I found a few more photos in the old album scans that are relevant to the topic of boat building. Long-time readers of this site will recall some of my boat projects like the S/V Pagoo, plywood kayaks, and the Craigslist sailboat (update: I sold the small sailboat to the St. Paul Saints as a prop/prize for one of their halftime shows)

Anyway, here are some of my Dad’s boats!

After moving to Alaska in the 1970s, he hand-built a small fishing dory in one of the old cannery sheds. It was powered by an outboard motor and equipped with hand-crank downriggers (gurdies) for hand-trolling. It even had a small “cabin” which was more like a tent.

Dory 1

Here’s the dory under construction:

Dory 2

And launching with the help of some neighbors:

Dory 3

After saving up enough money from dory fishing, he was able to upgrade to a larger power troll vessel, the F/V Venture. This was a converted wood cruiser.


In the pit

And finally, the 36′ F/V Imperial, which Dad purchased as a fiberglass shell (“Hull, deck, and house”), and finished off in Port Townsend WA before bringing it up to Alaska.

Imperial  Imperial and Fairweathers

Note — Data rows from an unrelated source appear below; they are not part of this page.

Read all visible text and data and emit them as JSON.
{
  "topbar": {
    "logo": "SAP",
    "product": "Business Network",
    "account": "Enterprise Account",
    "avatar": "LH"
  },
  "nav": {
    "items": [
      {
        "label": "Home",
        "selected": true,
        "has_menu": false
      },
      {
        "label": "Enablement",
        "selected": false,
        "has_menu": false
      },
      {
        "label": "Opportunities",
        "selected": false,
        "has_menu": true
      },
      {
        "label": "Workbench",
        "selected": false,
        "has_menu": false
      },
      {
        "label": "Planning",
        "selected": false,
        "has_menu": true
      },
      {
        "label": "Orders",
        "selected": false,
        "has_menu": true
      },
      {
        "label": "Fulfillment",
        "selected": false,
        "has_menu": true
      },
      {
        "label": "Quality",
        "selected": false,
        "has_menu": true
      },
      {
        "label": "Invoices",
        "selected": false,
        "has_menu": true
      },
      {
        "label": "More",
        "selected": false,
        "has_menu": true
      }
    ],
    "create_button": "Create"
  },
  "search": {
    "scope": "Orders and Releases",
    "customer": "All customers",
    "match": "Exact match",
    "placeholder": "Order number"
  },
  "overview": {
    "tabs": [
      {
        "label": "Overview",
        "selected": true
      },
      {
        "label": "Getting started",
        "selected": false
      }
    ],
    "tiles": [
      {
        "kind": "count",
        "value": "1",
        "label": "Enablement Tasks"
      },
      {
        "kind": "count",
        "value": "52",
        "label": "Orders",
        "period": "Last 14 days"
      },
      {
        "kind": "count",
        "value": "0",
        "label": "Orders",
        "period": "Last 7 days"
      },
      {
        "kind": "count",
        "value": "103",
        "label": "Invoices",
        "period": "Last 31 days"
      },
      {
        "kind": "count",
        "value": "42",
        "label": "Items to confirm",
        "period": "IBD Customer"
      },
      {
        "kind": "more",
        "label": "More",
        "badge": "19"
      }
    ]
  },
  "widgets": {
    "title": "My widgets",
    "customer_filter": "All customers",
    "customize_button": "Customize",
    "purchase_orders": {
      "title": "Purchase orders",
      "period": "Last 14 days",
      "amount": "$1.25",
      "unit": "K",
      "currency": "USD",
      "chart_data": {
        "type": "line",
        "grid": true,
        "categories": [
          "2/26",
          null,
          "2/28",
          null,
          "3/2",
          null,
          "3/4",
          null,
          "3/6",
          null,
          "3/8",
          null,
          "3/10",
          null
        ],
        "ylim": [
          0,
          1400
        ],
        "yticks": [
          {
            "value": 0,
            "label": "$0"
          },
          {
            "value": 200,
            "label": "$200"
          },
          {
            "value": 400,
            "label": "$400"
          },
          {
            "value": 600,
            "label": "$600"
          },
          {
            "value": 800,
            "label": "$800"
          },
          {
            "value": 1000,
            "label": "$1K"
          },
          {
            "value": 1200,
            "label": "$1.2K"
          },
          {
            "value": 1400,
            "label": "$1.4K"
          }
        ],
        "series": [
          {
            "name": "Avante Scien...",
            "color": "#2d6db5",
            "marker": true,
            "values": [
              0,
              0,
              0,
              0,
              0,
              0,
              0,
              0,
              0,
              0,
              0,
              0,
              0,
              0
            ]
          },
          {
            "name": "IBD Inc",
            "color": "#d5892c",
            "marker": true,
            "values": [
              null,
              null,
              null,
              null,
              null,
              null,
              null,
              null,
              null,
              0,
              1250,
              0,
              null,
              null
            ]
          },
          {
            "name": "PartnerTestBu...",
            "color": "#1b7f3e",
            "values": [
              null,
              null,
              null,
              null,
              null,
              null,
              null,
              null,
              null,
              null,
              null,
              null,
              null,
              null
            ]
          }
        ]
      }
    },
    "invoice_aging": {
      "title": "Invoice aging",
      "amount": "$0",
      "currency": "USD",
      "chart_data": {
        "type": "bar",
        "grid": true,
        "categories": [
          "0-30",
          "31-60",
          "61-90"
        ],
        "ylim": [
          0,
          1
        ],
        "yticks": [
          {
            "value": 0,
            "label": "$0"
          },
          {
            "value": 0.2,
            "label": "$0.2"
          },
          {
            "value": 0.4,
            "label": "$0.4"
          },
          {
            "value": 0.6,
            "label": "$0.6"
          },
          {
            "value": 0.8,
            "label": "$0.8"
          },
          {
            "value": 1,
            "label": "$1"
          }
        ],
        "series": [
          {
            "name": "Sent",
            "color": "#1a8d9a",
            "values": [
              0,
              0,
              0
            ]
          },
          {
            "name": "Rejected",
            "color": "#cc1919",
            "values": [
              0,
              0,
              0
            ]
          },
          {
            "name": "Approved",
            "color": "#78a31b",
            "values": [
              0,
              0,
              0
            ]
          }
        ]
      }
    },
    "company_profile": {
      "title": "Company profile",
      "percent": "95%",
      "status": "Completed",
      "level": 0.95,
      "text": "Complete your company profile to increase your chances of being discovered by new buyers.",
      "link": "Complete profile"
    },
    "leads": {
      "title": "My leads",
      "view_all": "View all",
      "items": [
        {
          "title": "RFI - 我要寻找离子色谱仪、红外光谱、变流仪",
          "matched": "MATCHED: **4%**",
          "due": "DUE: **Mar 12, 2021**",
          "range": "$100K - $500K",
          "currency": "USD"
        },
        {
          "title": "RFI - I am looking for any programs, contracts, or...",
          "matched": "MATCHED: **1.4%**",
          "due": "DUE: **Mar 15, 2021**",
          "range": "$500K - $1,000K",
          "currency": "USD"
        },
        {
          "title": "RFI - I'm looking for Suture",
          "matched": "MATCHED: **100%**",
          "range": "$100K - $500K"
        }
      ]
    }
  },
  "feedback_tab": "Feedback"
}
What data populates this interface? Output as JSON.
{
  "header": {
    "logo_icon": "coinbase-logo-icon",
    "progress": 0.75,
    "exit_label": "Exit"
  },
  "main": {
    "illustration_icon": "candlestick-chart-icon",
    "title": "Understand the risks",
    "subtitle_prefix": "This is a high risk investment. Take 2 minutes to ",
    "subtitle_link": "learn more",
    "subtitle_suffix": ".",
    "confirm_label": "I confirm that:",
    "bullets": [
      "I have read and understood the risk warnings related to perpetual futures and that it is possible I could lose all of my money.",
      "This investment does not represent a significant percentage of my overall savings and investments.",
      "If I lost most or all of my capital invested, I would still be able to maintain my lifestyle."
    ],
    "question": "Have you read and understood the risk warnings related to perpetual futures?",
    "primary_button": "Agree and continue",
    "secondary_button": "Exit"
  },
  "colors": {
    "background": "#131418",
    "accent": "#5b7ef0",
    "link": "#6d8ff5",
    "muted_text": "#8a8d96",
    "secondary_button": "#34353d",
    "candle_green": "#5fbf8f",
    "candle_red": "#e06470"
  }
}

The Imperial was named after Imperial Whiskey, and featured the font on the stern. Someone sent a photo to the company who produced the brand, and they sent Dad a bunch of free stuff. Apparently Imperial Whiskey is now a collector’s item!

For a while, the crew of the Imperial included our family cat, Mandy. I think the story goes that someone had a box of kittens they were giving away in Elfin Cove, and as they got back on the plane for Juneau, they handed my parents the box with the last kitten.

Mandy washing fish Mandy driving